Reviews and Festivals
"A compelling and poetic film that explores two central concepts in Toni Morrison's work; the foreigner and the home...Eloquently poses fundamental questions of our time: Who is the foreigner? How long does a foreigner remain a foreigner? Who decides what is the relationship between houselessness (lacking lodging) and homelessness (existential or politically imposed unbelonging)? Throughout the film, Toni Morrison's words and visions engage us into a conversation which is vital to understanding: 'what does it mean to be human?'"
-Professor Shahram Khosravi, Anthropology Book Forum
"An intriguing glimpse into Morrison's intellectual and artistic vision and how art can elicit powerful conversations about the human condition."
"Offers plentiful food for thought about the relationship between art and politics, belonging and estrangement."
"The film is beautifully done and (surprisingly) au courant"
"This alternately harrowing and inspiring film fuses recordings from [Toni Morrison's 2006 guest-curated Louvre exhibit] with hauntingly beautiful animation, archival materieals representing a troubled global history of inequity, and a new interview with Morrison, who is, as always, wise and incisive."
-Miami Film Festival
"The film is a provocative and timely meditation on race, identity, foreignness, and the redemptive power of art."
-Ashland Independent Film Festival
"The words are straightforward, but the haunting music, animated scenes, and the logic of poetry reach unquestionable peaks of deep emotion."
-Miguel Pendás, Filmfest DC
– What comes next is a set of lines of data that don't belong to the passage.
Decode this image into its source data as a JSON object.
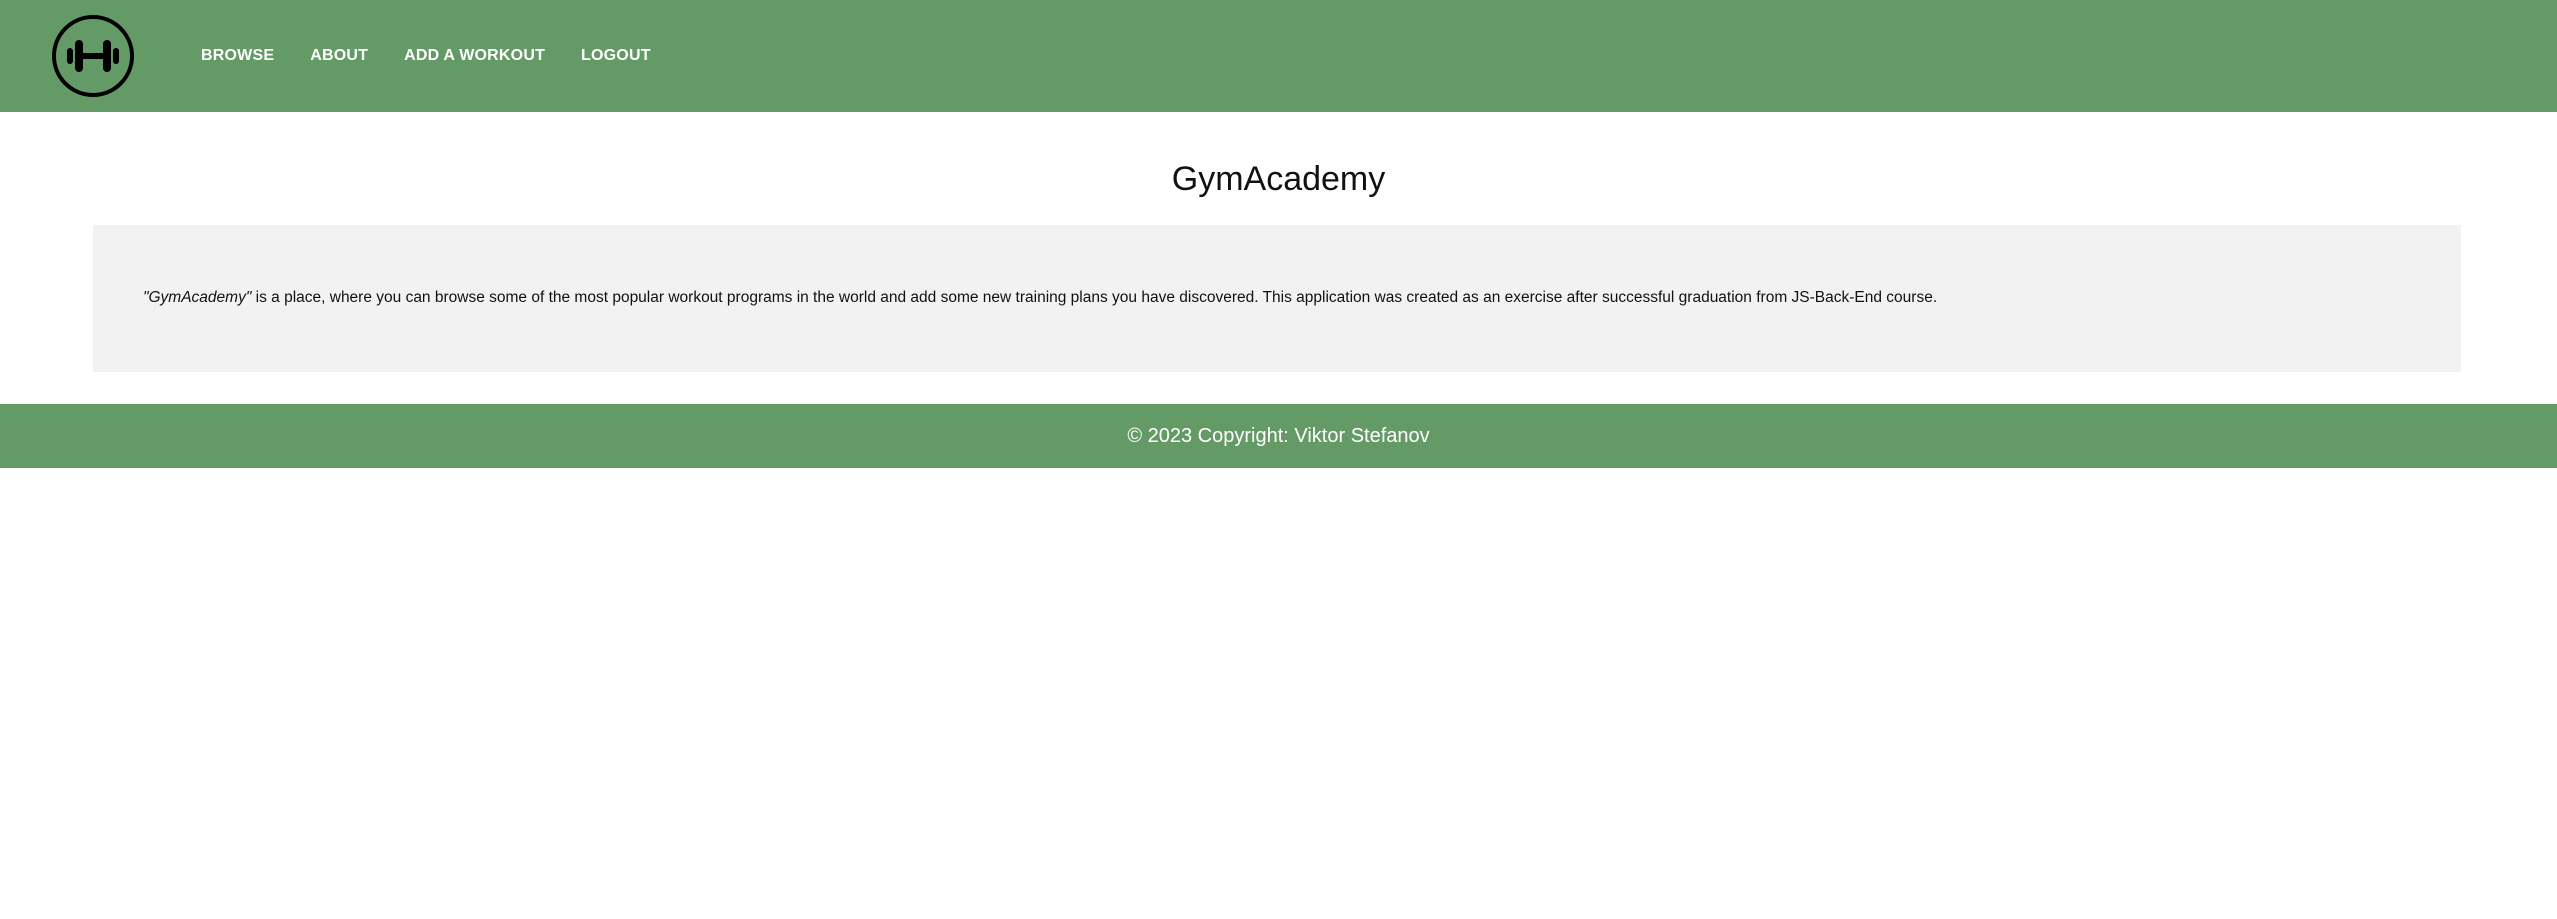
{
  "header": {
    "logo_icon": "dumbbell-icon",
    "nav": [
      {
        "label": "BROWSE"
      },
      {
        "label": "ABOUT"
      },
      {
        "label": "ADD A WORKOUT"
      },
      {
        "label": "LOGOUT"
      }
    ]
  },
  "main": {
    "title": "GymAcademy",
    "description": {
      "app_name_quoted": "\"GymAcademy\"",
      "text": " is a place, where you can browse some of the most popular workout programs in the world and add some new training plans you have discovered. This application was created as an exercise after successful graduation from JS-Back-End course."
    }
  },
  "footer": {
    "copyright": "© 2023 Copyright: Viktor Stefanov"
  },
  "colors": {
    "brand_green": "#649a65",
    "content_bg": "#f2f2f2"
  }
}
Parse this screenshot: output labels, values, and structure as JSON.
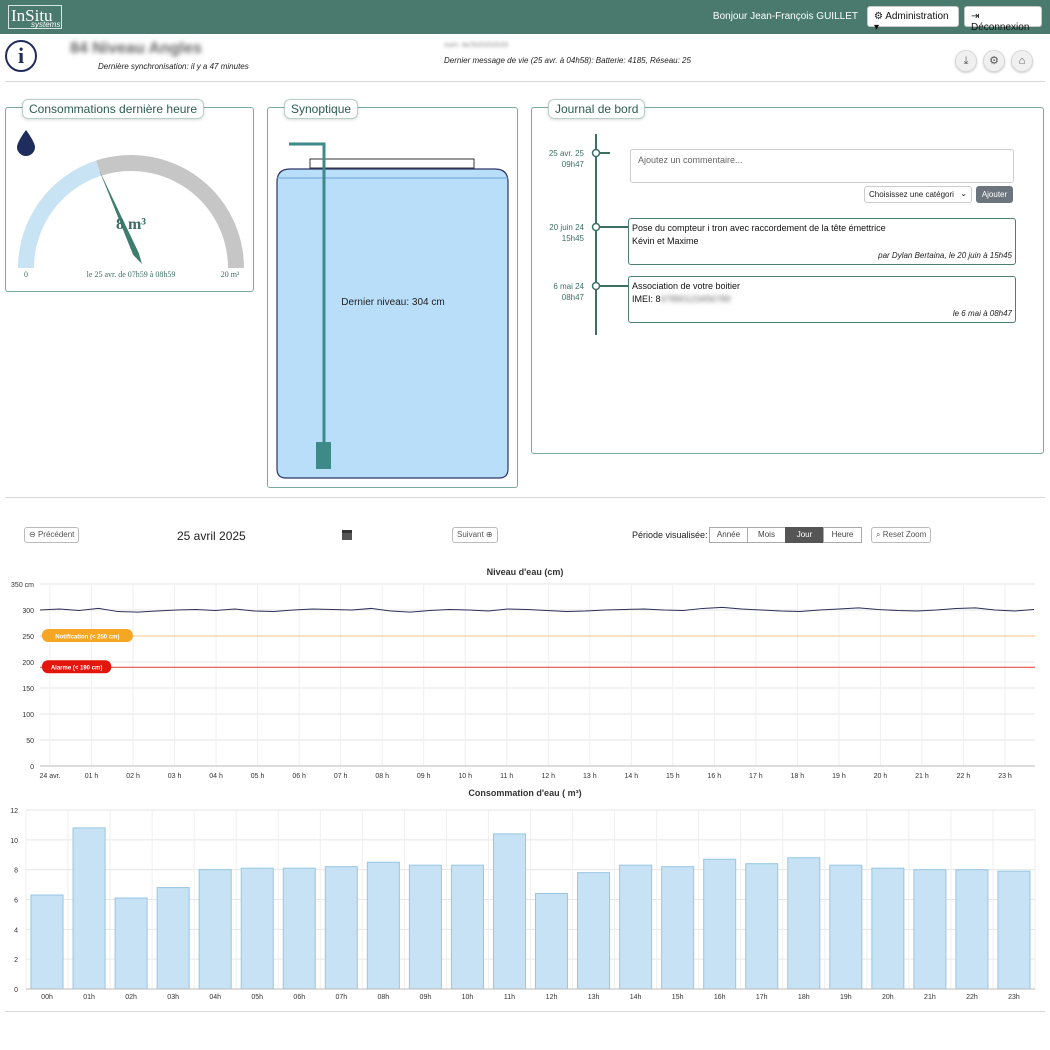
{
  "header": {
    "logo_main": "InSitu",
    "logo_sub": "systems",
    "greeting": "Bonjour Jean-François GUILLET",
    "admin_label": "Administration",
    "logout_label": "Déconnexion"
  },
  "device": {
    "name": "84 Niveau Angles",
    "sync": "Dernière synchronisation: il y a 47 minutes",
    "serial": "num: 4a7b20202020",
    "last_message": "Dernier message de vie (25 avr. à 04h58):  Batterie: 4185,   Réseau: 25"
  },
  "gauge": {
    "title": "Consommations dernière heure",
    "value_text": "8 m³",
    "value": 8,
    "max": 20,
    "min_label": "0",
    "max_label": "20  m³",
    "period": "le 25 avr. de 07h59 à 08h59",
    "colors": {
      "filled": "#c7e3f4",
      "empty": "#c6c6c6",
      "needle": "#3f7d6f"
    }
  },
  "synoptique": {
    "title": "Synoptique",
    "level_label": "Dernier niveau: 304 cm",
    "colors": {
      "water": "#b9defa",
      "pipe": "#3d8a88"
    }
  },
  "journal": {
    "title": "Journal de bord",
    "comment_placeholder": "Ajoutez un commentaire...",
    "category_placeholder": "Choisissez une catégori",
    "add_label": "Ajouter",
    "current_date": "25 avr. 25",
    "current_time": "09h47",
    "entries": [
      {
        "date": "20 juin 24",
        "time": "15h45",
        "title": "Pose du compteur i tron avec raccordement de la tête émettrice",
        "body": "Kévin et Maxime",
        "meta": "par Dylan Bertaina, le 20 juin à 15h45"
      },
      {
        "date": "6 mai 24",
        "time": "08h47",
        "title": "Association de votre boitier",
        "body": "IMEI: 8",
        "body_hidden": "67890123456789",
        "meta": "le 6 mai à 08h47"
      }
    ]
  },
  "controls": {
    "prev_label": "Précédent",
    "date": "25 avril 2025",
    "next_label": "Suivant",
    "period_label": "Période visualisée:",
    "periods": [
      "Année",
      "Mois",
      "Jour",
      "Heure"
    ],
    "active_period": "Jour",
    "reset_zoom": "Reset Zoom"
  },
  "chart_data": [
    {
      "type": "line",
      "title": "Niveau d'eau (cm)",
      "ylim": [
        0,
        350
      ],
      "yticks": [
        "0",
        "50",
        "100",
        "150",
        "200",
        "250",
        "300",
        "350 cm"
      ],
      "yvalues": [
        0,
        50,
        100,
        150,
        200,
        250,
        300,
        350
      ],
      "x": [
        "24 avr.",
        "01 h",
        "02 h",
        "03 h",
        "04 h",
        "05 h",
        "06 h",
        "07 h",
        "08 h",
        "09 h",
        "10 h",
        "11 h",
        "12 h",
        "13 h",
        "14 h",
        "15 h",
        "16 h",
        "17 h",
        "18 h",
        "19 h",
        "20 h",
        "21 h",
        "22 h",
        "23 h"
      ],
      "series": [
        {
          "values": [
            300,
            302,
            299,
            303,
            297,
            296,
            298,
            300,
            301,
            299,
            302,
            298,
            297,
            300,
            302,
            301,
            300,
            303,
            298,
            296,
            299,
            301,
            300,
            298,
            302,
            301,
            299,
            297,
            298,
            300,
            301,
            302,
            300,
            299,
            303,
            305,
            302,
            300,
            298,
            297,
            300,
            302,
            304,
            301,
            299,
            298,
            300,
            303,
            304,
            300,
            298,
            301
          ]
        }
      ],
      "thresholds": [
        {
          "label": "Notification (< 250 cm)",
          "value": 250,
          "color": "#f5a623",
          "line_color": "#f7c48a"
        },
        {
          "label": "Alarme (< 190 cm)",
          "value": 190,
          "color": "#e3160b",
          "line_color": "#e53b2e"
        }
      ],
      "line_color": "#2c2f57",
      "grid": true
    },
    {
      "type": "bar",
      "title": "Consommation d'eau ( m³)",
      "ylim": [
        0,
        12
      ],
      "yticks": [
        "0",
        "2",
        "4",
        "6",
        "8",
        "10",
        "12"
      ],
      "yvalues": [
        0,
        2,
        4,
        6,
        8,
        10,
        12
      ],
      "categories": [
        "00h",
        "01h",
        "02h",
        "03h",
        "04h",
        "05h",
        "06h",
        "07h",
        "08h",
        "09h",
        "10h",
        "11h",
        "12h",
        "13h",
        "14h",
        "15h",
        "16h",
        "17h",
        "18h",
        "19h",
        "20h",
        "21h",
        "22h",
        "23h"
      ],
      "values": [
        6.3,
        10.8,
        6.1,
        6.8,
        8.0,
        8.1,
        8.1,
        8.2,
        8.5,
        8.3,
        8.3,
        10.4,
        6.4,
        7.8,
        8.3,
        8.2,
        8.7,
        8.4,
        8.8,
        8.3,
        8.1,
        8.0,
        8.0,
        7.9
      ],
      "bar_color": "#c6e2f4",
      "bar_border": "#97c7e3",
      "grid": true
    }
  ]
}
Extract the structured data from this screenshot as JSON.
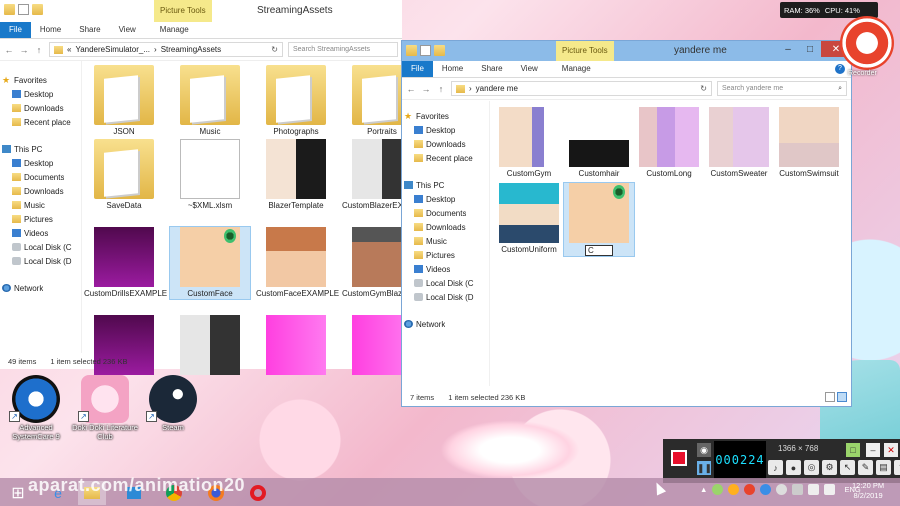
{
  "overlay": {
    "ram": "RAM: 36%",
    "cpu": "CPU: 41%",
    "recorder_label": "Recorder",
    "rec_time": "000224",
    "rec_resolution": "1366 × 768",
    "watermark": "aparat.com/animation20"
  },
  "win_left": {
    "context_tab": "Picture Tools",
    "title": "StreamingAssets",
    "ribbon": [
      "File",
      "Home",
      "Share",
      "View",
      "Manage"
    ],
    "path": [
      "« ",
      "YandereSimulator_...",
      "›",
      "StreamingAssets"
    ],
    "search_placeholder": "Search StreamingAssets",
    "nav": [
      {
        "label": "Favorites",
        "icon": "star-icon"
      },
      {
        "label": "Desktop",
        "icon": "desktop-icon"
      },
      {
        "label": "Downloads",
        "icon": "downloads-icon"
      },
      {
        "label": "Recent place",
        "icon": "recent-icon"
      },
      {
        "label": "This PC",
        "icon": "computer-icon"
      },
      {
        "label": "Desktop",
        "icon": "desktop-icon"
      },
      {
        "label": "Documents",
        "icon": "folder-icon"
      },
      {
        "label": "Downloads",
        "icon": "downloads-icon"
      },
      {
        "label": "Music",
        "icon": "music-icon"
      },
      {
        "label": "Pictures",
        "icon": "pictures-icon"
      },
      {
        "label": "Videos",
        "icon": "videos-icon"
      },
      {
        "label": "Local Disk (C",
        "icon": "disk-icon"
      },
      {
        "label": "Local Disk (D",
        "icon": "disk-icon"
      },
      {
        "label": "Network",
        "icon": "network-icon"
      }
    ],
    "items": [
      {
        "label": "JSON",
        "tex": "f-big"
      },
      {
        "label": "Music",
        "tex": "f-big"
      },
      {
        "label": "Photographs",
        "tex": "f-big"
      },
      {
        "label": "Portraits",
        "tex": "f-big"
      },
      {
        "label": "SaveData",
        "tex": "f-big"
      },
      {
        "label": "~$XML.xlsm",
        "tex": "tex-xml"
      },
      {
        "label": "BlazerTemplate",
        "tex": "tex-blazer"
      },
      {
        "label": "CustomBlazerEXAMPLE",
        "tex": "tex-grey"
      },
      {
        "label": "CustomDrillsEXAMPLE",
        "tex": "tex-purple"
      },
      {
        "label": "CustomFace",
        "tex": "tex-face"
      },
      {
        "label": "CustomFaceEXAMPLE",
        "tex": "tex-faceexa"
      },
      {
        "label": "CustomGymBlazerEXAMPLE",
        "tex": "tex-gymblz"
      },
      {
        "label": "",
        "tex": "tex-purple"
      },
      {
        "label": "",
        "tex": "tex-grey"
      },
      {
        "label": "",
        "tex": "tex-pink"
      },
      {
        "label": "",
        "tex": "tex-pink"
      }
    ],
    "status_count": "49 items",
    "status_selected": "1 item selected  236 KB"
  },
  "win_right": {
    "context_tab": "Picture Tools",
    "title": "yandere me",
    "ribbon": [
      "File",
      "Home",
      "Share",
      "View",
      "Manage"
    ],
    "path": [
      "yandere me"
    ],
    "search_placeholder": "Search yandere me",
    "nav": [
      {
        "label": "Favorites",
        "icon": "star-icon"
      },
      {
        "label": "Desktop",
        "icon": "desktop-icon"
      },
      {
        "label": "Downloads",
        "icon": "downloads-icon"
      },
      {
        "label": "Recent place",
        "icon": "recent-icon"
      },
      {
        "label": "This PC",
        "icon": "computer-icon"
      },
      {
        "label": "Desktop",
        "icon": "desktop-icon"
      },
      {
        "label": "Documents",
        "icon": "folder-icon"
      },
      {
        "label": "Downloads",
        "icon": "downloads-icon"
      },
      {
        "label": "Music",
        "icon": "music-icon"
      },
      {
        "label": "Pictures",
        "icon": "pictures-icon"
      },
      {
        "label": "Videos",
        "icon": "videos-icon"
      },
      {
        "label": "Local Disk (C",
        "icon": "disk-icon"
      },
      {
        "label": "Local Disk (D",
        "icon": "disk-icon"
      },
      {
        "label": "Network",
        "icon": "network-icon"
      }
    ],
    "items": [
      {
        "label": "CustomGym",
        "tex": "tex-gym"
      },
      {
        "label": "Customhair",
        "tex": "tex-hair"
      },
      {
        "label": "CustomLong",
        "tex": "tex-long"
      },
      {
        "label": "CustomSweater",
        "tex": "tex-sweat"
      },
      {
        "label": "CustomSwimsuit",
        "tex": "tex-swim"
      },
      {
        "label": "CustomUniform",
        "tex": "tex-uni"
      },
      {
        "label": "C",
        "tex": "tex-face"
      }
    ],
    "status_count": "7 items",
    "status_selected": "1 item selected  236 KB"
  },
  "desktop": [
    {
      "label": "Advanced SystemCare 9",
      "color": "#1e6fcc"
    },
    {
      "label": "Doki Doki Literature Club",
      "color": "#f4a3c4"
    },
    {
      "label": "Steam",
      "color": "#1b2838"
    }
  ],
  "clock": {
    "time": "12:20 PM",
    "date": "8/2/2019"
  },
  "tray_lang": "ENG"
}
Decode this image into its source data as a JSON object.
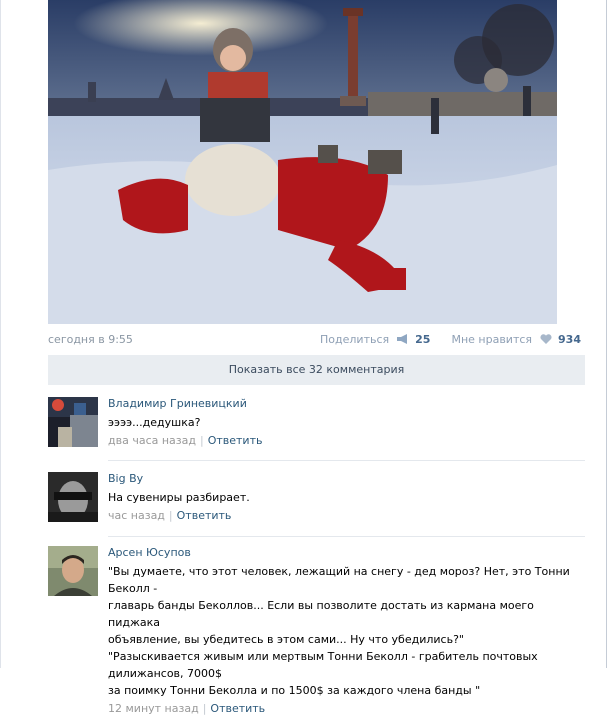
{
  "post": {
    "photo_alt_icon": "photo-image",
    "date": "сегодня в 9:55",
    "share_label": "Поделиться",
    "share_count": "25",
    "like_label": "Мне нравится",
    "like_count": "934"
  },
  "show_all_label": "Показать все 32 комментария",
  "comments": [
    {
      "author": "Владимир Гриневицкий",
      "text": "ээээ...дедушка?",
      "time": "два часа назад",
      "reply": "Ответить"
    },
    {
      "author": "Big By",
      "text": "На сувениры разбирает.",
      "time": "час назад",
      "reply": "Ответить"
    },
    {
      "author": "Арсен Юсупов",
      "text_lines": [
        "\"Вы думаете, что этот человек, лежащий на снегу - дед мороз? Нет, это Тонни Беколл -",
        "главарь банды Бекол­лов... Если вы позволите достать из кармана моего пиджака",
        "объявление, вы убедитесь в этом сами... Ну что убедились?\"",
        "\"Разыскивается живым или мертвым Тонни Беколл - грабитель почтовых дилижансов, 7000$",
        "за поимку Тонни Беколла и по 1500$ за каждого члена банды \""
      ],
      "time": "12 минут назад",
      "reply": "Ответить"
    }
  ],
  "colors": {
    "link": "#2b587a",
    "muted": "#8a96a3",
    "show_all_bg": "#e9edf1"
  }
}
"An exploration of race, immigration, and othering a people, via a conversation between authors Edweidge Danticat and Toni Morrison...This is a great sister piece to Raoul Peck's I Am Not Your Negro: both deal with the world of art, race, and the history/reality of the United States"
-The Wolves of Little Havana
"The Foreigner's Home is unique in its focus on Ms. Morrison's curated exhibition at The Louvre. [Her] analysis of what it means to be labeled "foreign" within one's own nation of birth and abroad speaks profoundly to current debates on citizenship, making clear the relevance of this issue for Black people in the US and abroad."
-Meredith Miranda Gadsby Peterson, Assoc Prof of Africana Studies, Oberlin College
"Rian Brown and Geoff Pingree's multilayered portrait of Morrison underscores the significance of the author's powerful admonition of violence and oppression perpetrated against the weak and marginalized...The directors weave together interviews, archival footage, and breathtaking hand-painted animations to create a stunning account of a world in peril and a brilliant mind who tried to warn us."
-Alberto Zambenedetti, Cinema Studies Institute, University of Toronto
"Ms. Morrison's compelling insights into race, class, violence, the power of language, and teh necessity of art are illustrated and illuminated by this incredibly beautiful, perfectly-paced, and deeply moving work."
-Chris Seibert, Cleveland Public Theatre
The Uffizi Gallery
The Cleveland Museum of Art
Brooklyn Museum of Art
Boston Museum of Fine Arts
Wexner Center for the Arts
Best Mid-Length Documentary, Montreal International Black Film Festival
Toronto Black Film Festival
Santa Fe Independent Film Festival
Citizen Jane Film Festival
Cinema on the Bayou Film Festival
The Greater Urban Cleveland Film Festival
Rotterdam International Film Festival
Miami International Film Festival
Ashland Independent Film Festival
Harlem International Film Festival
International Documentary Film Festival Millennium
BAM Cinemetek, New Voices in Black Cinema
BFI London Film Festival
Indie Memphis Nights
New Hope International Film Festival
Lo schermo dell'arte Film Festival